[[ MATERIALS PROVIDED, beginning ]]

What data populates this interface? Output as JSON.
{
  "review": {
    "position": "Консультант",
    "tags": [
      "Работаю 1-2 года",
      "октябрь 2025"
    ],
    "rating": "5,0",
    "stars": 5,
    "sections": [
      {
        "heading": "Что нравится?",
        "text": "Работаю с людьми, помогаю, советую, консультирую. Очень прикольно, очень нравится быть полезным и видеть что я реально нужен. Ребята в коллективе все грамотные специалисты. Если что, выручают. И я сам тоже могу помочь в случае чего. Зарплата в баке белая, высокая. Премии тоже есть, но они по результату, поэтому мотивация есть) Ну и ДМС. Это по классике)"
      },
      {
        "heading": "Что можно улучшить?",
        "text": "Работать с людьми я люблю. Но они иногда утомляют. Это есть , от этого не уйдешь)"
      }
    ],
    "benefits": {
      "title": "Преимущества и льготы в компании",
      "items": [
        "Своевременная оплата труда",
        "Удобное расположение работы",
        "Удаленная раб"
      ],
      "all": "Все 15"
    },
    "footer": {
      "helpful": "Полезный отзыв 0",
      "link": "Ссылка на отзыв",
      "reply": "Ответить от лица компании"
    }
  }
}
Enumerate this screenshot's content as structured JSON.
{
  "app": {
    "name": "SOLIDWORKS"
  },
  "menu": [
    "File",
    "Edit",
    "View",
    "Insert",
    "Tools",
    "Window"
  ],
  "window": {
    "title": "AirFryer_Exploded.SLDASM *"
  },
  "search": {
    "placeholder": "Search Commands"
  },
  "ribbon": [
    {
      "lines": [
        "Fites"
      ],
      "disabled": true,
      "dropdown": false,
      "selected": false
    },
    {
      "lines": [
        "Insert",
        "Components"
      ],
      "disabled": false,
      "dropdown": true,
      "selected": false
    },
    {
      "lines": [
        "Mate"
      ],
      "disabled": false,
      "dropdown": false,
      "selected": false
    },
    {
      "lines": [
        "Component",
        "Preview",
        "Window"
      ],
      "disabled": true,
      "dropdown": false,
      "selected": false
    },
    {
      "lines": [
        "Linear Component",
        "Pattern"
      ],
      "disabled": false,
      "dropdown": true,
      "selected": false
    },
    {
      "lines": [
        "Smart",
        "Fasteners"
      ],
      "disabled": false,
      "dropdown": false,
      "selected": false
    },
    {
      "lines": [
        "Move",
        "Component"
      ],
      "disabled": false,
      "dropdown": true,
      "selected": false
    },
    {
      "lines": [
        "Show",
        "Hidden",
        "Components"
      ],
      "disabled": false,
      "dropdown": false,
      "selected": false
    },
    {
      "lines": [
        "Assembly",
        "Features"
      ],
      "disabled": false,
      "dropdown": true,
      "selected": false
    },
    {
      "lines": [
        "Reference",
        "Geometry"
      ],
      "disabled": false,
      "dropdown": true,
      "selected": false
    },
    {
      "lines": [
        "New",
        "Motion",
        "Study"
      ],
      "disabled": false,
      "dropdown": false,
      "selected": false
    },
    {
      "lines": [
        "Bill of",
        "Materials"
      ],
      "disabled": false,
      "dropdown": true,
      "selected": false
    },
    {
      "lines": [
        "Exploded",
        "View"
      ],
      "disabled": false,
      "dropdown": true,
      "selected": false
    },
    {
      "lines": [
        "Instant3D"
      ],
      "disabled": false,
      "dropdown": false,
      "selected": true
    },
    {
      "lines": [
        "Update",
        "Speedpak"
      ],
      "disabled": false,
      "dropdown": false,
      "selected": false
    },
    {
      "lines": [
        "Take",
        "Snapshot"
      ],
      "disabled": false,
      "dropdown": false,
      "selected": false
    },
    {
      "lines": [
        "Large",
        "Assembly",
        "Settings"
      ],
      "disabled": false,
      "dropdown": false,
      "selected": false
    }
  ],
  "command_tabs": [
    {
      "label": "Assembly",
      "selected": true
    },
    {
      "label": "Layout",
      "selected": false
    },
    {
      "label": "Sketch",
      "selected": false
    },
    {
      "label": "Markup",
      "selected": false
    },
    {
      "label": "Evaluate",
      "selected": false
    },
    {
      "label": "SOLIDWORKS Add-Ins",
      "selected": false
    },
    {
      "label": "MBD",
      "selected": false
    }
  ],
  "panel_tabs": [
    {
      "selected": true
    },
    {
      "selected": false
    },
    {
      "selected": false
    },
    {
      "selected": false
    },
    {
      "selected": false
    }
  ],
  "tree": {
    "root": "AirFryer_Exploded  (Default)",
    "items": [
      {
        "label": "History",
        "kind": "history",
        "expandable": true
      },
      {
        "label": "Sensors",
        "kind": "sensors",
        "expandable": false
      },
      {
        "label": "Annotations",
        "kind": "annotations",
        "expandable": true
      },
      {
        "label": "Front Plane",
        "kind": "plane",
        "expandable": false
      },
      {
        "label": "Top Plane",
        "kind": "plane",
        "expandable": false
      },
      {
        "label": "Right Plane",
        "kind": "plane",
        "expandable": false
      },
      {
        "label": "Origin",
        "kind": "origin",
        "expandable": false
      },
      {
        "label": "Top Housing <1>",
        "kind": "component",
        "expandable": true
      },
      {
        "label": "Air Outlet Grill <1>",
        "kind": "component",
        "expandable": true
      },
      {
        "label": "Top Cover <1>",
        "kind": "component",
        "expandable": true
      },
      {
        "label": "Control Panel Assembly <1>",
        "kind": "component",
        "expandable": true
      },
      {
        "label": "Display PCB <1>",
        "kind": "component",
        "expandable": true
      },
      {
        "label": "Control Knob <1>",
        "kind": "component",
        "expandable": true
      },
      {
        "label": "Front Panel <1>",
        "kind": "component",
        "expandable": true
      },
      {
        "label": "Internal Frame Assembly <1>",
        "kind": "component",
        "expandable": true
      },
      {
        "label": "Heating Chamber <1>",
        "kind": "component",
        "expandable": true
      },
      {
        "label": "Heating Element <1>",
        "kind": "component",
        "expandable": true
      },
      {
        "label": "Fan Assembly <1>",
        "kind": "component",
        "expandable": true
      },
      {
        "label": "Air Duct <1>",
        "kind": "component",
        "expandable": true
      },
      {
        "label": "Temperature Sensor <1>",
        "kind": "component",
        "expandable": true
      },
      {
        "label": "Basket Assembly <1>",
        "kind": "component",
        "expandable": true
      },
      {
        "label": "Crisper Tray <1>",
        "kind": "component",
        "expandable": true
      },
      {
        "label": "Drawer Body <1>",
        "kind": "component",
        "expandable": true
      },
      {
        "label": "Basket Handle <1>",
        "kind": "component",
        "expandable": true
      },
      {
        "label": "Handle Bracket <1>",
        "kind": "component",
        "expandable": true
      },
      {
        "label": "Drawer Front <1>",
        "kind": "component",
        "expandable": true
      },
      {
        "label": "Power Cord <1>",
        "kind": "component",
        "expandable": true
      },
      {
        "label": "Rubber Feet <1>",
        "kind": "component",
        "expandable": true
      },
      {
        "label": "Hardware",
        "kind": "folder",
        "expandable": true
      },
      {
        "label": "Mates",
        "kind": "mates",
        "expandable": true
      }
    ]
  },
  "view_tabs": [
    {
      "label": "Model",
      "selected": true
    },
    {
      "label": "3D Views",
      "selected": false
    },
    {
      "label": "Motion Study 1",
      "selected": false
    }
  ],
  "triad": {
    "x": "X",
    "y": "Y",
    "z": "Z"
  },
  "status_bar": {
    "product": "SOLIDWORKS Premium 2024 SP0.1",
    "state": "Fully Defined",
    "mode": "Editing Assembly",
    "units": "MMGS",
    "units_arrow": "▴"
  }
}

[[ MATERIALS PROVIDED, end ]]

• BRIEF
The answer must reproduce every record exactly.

• RESPONSE
What data populates this interface? Output as JSON.
{
  "review": {
    "position": "Консультант",
    "tags": [
      "Работаю 1-2 года",
      "октябрь 2025"
    ],
    "rating": "5,0",
    "stars": 5,
    "sections": [
      {
        "heading": "Что нравится?",
        "text": "Работаю с людьми, помогаю, советую, консультирую. Очень прикольно, очень нравится быть полезным и видеть что я реально нужен. Ребята в коллективе все грамотные специалисты. Если что, выручают. И я сам тоже могу помочь в случае чего. Зарплата в баке белая, высокая. Премии тоже есть, но они по результату, поэтому мотивация есть) Ну и ДМС. Это по классике)"
      },
      {
        "heading": "Что можно улучшить?",
        "text": "Работать с людьми я люблю. Но они иногда утомляют. Это есть , от этого не уйдешь)"
      }
    ],
    "benefits": {
      "title": "Преимущества и льготы в компании",
      "items": [
        "Своевременная оплата труда",
        "Удобное расположение работы",
        "Удаленная раб"
      ],
      "all": "Все 15"
    },
    "footer": {
      "helpful": "Полезный отзыв 0",
      "link": "Ссылка на отзыв",
      "reply": "Ответить от лица компании"
    }
  }
}
Enumerate this screenshot's content as structured JSON.
{
  "app": {
    "name": "SOLIDWORKS"
  },
  "menu": [
    "File",
    "Edit",
    "View",
    "Insert",
    "Tools",
    "Window"
  ],
  "window": {
    "title": "AirFryer_Exploded.SLDASM *"
  },
  "search": {
    "placeholder": "Search Commands"
  },
  "ribbon": [
    {
      "lines": [
        "Fites"
      ],
      "disabled": true,
      "dropdown": false,
      "selected": false
    },
    {
      "lines": [
        "Insert",
        "Components"
      ],
      "disabled": false,
      "dropdown": true,
      "selected": false
    },
    {
      "lines": [
        "Mate"
      ],
      "disabled": false,
      "dropdown": false,
      "selected": false
    },
    {
      "lines": [
        "Component",
        "Preview",
        "Window"
      ],
      "disabled": true,
      "dropdown": false,
      "selected": false
    },
    {
      "lines": [
        "Linear Component",
        "Pattern"
      ],
      "disabled": false,
      "dropdown": true,
      "selected": false
    },
    {
      "lines": [
        "Smart",
        "Fasteners"
      ],
      "disabled": false,
      "dropdown": false,
      "selected": false
    },
    {
      "lines": [
        "Move",
        "Component"
      ],
      "disabled": false,
      "dropdown": true,
      "selected": false
    },
    {
      "lines": [
        "Show",
        "Hidden",
        "Components"
      ],
      "disabled": false,
      "dropdown": false,
      "selected": false
    },
    {
      "lines": [
        "Assembly",
        "Features"
      ],
      "disabled": false,
      "dropdown": true,
      "selected": false
    },
    {
      "lines": [
        "Reference",
        "Geometry"
      ],
      "disabled": false,
      "dropdown": true,
      "selected": false
    },
    {
      "lines": [
        "New",
        "Motion",
        "Study"
      ],
      "disabled": false,
      "dropdown": false,
      "selected": false
    },
    {
      "lines": [
        "Bill of",
        "Materials"
      ],
      "disabled": false,
      "dropdown": true,
      "selected": false
    },
    {
      "lines": [
        "Exploded",
        "View"
      ],
      "disabled": false,
      "dropdown": true,
      "selected": false
    },
    {
      "lines": [
        "Instant3D"
      ],
      "disabled": false,
      "dropdown": false,
      "selected": true
    },
    {
      "lines": [
        "Update",
        "Speedpak"
      ],
      "disabled": false,
      "dropdown": false,
      "selected": false
    },
    {
      "lines": [
        "Take",
        "Snapshot"
      ],
      "disabled": false,
      "dropdown": false,
      "selected": false
    },
    {
      "lines": [
        "Large",
        "Assembly",
        "Settings"
      ],
      "disabled": false,
      "dropdown": false,
      "selected": false
    }
  ],
  "command_tabs": [
    {
      "label": "Assembly",
      "selected": true
    },
    {
      "label": "Layout",
      "selected": false
    },
    {
      "label": "Sketch",
      "selected": false
    },
    {
      "label": "Markup",
      "selected": false
    },
    {
      "label": "Evaluate",
      "selected": false
    },
    {
      "label": "SOLIDWORKS Add-Ins",
      "selected": false
    },
    {
      "label": "MBD",
      "selected": false
    }
  ],
  "panel_tabs": [
    {
      "selected": true
    },
    {
      "selected": false
    },
    {
      "selected": false
    },
    {
      "selected": false
    },
    {
      "selected": false
    }
  ],
  "tree": {
    "root": "AirFryer_Exploded  (Default)",
    "items": [
      {
        "label": "History",
        "kind": "history",
        "expandable": true
      },
      {
        "label": "Sensors",
        "kind": "sensors",
        "expandable": false
      },
      {
        "label": "Annotations",
        "kind": "annotations",
        "expandable": true
      },
      {
        "label": "Front Plane",
        "kind": "plane",
        "expandable": false
      },
      {
        "label": "Top Plane",
        "kind": "plane",
        "expandable": false
      },
      {
        "label": "Right Plane",
        "kind": "plane",
        "expandable": false
      },
      {
        "label": "Origin",
        "kind": "origin",
        "expandable": false
      },
      {
        "label": "Top Housing <1>",
        "kind": "component",
        "expandable": true
      },
      {
        "label": "Air Outlet Grill <1>",
        "kind": "component",
        "expandable": true
      },
      {
        "label": "Top Cover <1>",
        "kind": "component",
        "expandable": true
      },
      {
        "label": "Control Panel Assembly <1>",
        "kind": "component",
        "expandable": true
      },
      {
        "label": "Display PCB <1>",
        "kind": "component",
        "expandable": true
      },
      {
        "label": "Control Knob <1>",
        "kind": "component",
        "expandable": true
      },
      {
        "label": "Front Panel <1>",
        "kind": "component",
        "expandable": true
      },
      {
        "label": "Internal Frame Assembly <1>",
        "kind": "component",
        "expandable": true
      },
      {
        "label": "Heating Chamber <1>",
        "kind": "component",
        "expandable": true
      },
      {
        "label": "Heating Element <1>",
        "kind": "component",
        "expandable": true
      },
      {
        "label": "Fan Assembly <1>",
        "kind": "component",
        "expandable": true
      },
      {
        "label": "Air Duct <1>",
        "kind": "component",
        "expandable": true
      },
      {
        "label": "Temperature Sensor <1>",
        "kind": "component",
        "expandable": true
      },
      {
        "label": "Basket Assembly <1>",
        "kind": "component",
        "expandable": true
      },
      {
        "label": "Crisper Tray <1>",
        "kind": "component",
        "expandable": true
      },
      {
        "label": "Drawer Body <1>",
        "kind": "component",
        "expandable": true
      },
      {
        "label": "Basket Handle <1>",
        "kind": "component",
        "expandable": true
      },
      {
        "label": "Handle Bracket <1>",
        "kind": "component",
        "expandable": true
      },
      {
        "label": "Drawer Front <1>",
        "kind": "component",
        "expandable": true
      },
      {
        "label": "Power Cord <1>",
        "kind": "component",
        "expandable": true
      },
      {
        "label": "Rubber Feet <1>",
        "kind": "component",
        "expandable": true
      },
      {
        "label": "Hardware",
        "kind": "folder",
        "expandable": true
      },
      {
        "label": "Mates",
        "kind": "mates",
        "expandable": true
      }
    ]
  },
  "view_tabs": [
    {
      "label": "Model",
      "selected": true
    },
    {
      "label": "3D Views",
      "selected": false
    },
    {
      "label": "Motion Study 1",
      "selected": false
    }
  ],
  "triad": {
    "x": "X",
    "y": "Y",
    "z": "Z"
  },
  "status_bar": {
    "product": "SOLIDWORKS Premium 2024 SP0.1",
    "state": "Fully Defined",
    "mode": "Editing Assembly",
    "units": "MMGS",
    "units_arrow": "▴"
  }
}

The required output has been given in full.